→ DATA RECORDS
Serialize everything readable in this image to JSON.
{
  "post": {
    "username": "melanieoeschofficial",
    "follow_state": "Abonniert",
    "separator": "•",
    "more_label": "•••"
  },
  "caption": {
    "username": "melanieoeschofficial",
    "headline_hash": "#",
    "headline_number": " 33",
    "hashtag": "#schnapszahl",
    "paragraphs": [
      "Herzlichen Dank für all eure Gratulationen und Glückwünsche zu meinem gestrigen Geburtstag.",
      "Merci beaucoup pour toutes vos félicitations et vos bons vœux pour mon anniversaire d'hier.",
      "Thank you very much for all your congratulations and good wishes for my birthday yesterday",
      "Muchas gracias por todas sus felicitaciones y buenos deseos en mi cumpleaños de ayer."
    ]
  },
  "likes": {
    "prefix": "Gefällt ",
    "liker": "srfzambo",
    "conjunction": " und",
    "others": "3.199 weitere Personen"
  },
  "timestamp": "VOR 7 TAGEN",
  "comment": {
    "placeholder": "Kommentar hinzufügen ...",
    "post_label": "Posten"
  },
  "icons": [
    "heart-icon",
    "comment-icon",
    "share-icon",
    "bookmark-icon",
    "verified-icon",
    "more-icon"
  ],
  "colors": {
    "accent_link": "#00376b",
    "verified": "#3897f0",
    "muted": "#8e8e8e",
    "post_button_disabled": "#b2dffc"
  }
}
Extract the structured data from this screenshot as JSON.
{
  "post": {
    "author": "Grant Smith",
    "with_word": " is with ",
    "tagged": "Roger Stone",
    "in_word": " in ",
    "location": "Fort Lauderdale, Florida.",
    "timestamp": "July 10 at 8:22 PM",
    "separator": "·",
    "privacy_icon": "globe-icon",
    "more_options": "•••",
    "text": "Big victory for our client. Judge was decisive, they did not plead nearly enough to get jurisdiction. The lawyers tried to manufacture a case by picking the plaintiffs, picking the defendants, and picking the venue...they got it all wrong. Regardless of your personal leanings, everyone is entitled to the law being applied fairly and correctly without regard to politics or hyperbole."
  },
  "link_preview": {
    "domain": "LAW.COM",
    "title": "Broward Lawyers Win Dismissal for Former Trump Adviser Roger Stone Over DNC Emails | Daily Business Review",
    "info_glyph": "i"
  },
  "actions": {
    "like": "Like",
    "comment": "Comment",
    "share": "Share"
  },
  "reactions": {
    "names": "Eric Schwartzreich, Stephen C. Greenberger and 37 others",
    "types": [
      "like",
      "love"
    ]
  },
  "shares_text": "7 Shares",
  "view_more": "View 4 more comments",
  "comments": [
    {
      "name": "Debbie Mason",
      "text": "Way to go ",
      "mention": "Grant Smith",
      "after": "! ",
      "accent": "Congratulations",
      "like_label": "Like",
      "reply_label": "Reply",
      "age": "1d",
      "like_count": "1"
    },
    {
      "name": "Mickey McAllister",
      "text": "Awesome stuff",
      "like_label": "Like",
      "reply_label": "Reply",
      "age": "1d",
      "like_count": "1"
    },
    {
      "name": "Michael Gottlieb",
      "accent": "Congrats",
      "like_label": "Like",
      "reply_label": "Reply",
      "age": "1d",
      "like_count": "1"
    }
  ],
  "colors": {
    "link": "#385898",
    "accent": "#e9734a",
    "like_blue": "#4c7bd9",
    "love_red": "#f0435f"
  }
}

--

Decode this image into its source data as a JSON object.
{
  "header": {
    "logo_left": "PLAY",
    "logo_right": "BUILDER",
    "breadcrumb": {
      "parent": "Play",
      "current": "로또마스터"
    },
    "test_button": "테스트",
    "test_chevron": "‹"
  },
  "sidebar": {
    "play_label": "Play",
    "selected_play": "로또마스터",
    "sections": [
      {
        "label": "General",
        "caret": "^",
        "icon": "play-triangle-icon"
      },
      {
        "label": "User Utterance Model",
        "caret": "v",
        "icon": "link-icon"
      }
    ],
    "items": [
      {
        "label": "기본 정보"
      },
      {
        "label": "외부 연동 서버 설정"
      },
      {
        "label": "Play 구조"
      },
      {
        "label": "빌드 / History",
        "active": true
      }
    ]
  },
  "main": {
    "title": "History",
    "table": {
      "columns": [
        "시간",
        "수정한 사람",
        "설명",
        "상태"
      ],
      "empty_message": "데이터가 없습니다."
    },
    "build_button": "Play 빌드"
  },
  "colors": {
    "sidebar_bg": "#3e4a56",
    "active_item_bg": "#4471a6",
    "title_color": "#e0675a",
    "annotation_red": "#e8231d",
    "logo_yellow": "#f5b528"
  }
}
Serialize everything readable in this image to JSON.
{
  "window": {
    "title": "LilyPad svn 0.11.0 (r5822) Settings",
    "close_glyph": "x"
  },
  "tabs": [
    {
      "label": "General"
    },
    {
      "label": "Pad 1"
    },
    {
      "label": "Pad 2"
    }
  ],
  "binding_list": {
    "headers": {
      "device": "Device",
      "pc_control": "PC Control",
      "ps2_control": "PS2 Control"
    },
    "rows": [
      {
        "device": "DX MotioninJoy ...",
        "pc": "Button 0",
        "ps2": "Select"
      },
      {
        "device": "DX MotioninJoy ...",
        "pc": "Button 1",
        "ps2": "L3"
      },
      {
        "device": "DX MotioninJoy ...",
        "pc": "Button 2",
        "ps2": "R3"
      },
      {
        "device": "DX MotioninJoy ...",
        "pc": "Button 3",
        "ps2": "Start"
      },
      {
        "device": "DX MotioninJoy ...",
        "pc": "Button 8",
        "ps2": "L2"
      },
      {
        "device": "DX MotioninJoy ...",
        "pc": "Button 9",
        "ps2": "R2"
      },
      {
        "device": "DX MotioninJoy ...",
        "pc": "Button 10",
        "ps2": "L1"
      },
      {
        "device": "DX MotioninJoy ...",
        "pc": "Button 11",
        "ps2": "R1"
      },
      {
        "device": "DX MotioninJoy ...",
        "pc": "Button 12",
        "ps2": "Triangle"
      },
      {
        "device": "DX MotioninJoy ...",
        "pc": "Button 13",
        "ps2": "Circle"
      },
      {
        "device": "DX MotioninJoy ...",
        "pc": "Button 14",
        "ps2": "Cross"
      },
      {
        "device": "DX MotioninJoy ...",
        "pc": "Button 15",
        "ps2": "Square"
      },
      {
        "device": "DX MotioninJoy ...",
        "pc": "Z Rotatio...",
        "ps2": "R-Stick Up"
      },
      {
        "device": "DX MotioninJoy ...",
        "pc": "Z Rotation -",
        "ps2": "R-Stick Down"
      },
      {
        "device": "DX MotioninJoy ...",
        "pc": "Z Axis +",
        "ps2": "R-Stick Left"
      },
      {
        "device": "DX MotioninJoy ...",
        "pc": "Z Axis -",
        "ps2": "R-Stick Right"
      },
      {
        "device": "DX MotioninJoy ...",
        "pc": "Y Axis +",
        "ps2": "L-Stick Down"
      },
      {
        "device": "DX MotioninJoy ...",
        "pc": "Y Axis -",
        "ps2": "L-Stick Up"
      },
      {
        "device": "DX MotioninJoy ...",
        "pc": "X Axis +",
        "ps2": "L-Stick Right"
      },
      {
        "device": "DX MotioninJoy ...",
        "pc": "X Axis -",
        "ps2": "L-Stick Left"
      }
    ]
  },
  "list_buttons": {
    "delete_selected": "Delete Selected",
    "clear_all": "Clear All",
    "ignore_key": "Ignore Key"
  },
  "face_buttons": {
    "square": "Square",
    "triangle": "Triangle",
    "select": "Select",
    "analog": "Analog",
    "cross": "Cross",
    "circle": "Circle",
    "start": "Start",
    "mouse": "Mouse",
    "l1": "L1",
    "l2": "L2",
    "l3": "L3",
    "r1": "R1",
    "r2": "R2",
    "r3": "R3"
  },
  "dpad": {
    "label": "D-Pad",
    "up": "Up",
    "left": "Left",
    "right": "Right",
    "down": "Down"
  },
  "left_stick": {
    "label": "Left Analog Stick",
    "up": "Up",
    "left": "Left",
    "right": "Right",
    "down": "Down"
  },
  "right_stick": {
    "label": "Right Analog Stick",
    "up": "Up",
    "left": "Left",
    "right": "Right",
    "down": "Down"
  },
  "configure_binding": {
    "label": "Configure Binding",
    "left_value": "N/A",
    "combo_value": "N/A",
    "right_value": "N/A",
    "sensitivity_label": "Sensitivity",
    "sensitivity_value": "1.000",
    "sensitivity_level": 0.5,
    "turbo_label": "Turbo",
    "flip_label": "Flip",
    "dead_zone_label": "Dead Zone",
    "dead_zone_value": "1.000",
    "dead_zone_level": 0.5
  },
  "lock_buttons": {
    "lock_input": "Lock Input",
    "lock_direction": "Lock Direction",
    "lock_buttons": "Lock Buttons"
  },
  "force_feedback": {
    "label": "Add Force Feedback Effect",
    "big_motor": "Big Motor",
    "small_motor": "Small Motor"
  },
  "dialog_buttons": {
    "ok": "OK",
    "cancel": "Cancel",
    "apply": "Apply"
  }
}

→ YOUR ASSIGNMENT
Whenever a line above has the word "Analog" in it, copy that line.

→ EXERCISE ANSWER
    "analog": "Analog",
    "label": "Left Analog Stick",
    "label": "Right Analog Stick",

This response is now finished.